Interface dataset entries
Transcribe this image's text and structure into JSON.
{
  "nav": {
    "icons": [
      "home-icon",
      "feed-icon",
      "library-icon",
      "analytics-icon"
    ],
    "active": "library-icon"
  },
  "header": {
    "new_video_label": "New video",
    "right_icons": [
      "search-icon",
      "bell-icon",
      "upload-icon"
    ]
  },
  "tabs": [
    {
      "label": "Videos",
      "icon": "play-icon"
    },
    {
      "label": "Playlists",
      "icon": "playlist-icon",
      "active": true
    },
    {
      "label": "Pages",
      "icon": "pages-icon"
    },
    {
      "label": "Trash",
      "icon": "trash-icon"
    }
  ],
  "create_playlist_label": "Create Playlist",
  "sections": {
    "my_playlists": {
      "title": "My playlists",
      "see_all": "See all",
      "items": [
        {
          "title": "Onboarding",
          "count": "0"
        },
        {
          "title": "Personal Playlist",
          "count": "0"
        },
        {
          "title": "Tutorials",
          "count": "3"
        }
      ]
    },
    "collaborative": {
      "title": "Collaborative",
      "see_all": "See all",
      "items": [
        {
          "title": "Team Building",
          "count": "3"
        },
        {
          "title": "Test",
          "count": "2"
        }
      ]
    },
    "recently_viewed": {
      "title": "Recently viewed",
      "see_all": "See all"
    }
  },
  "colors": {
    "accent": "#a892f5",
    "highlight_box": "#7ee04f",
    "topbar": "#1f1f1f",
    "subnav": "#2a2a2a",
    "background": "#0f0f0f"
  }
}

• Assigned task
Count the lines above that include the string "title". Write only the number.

• The completed task
8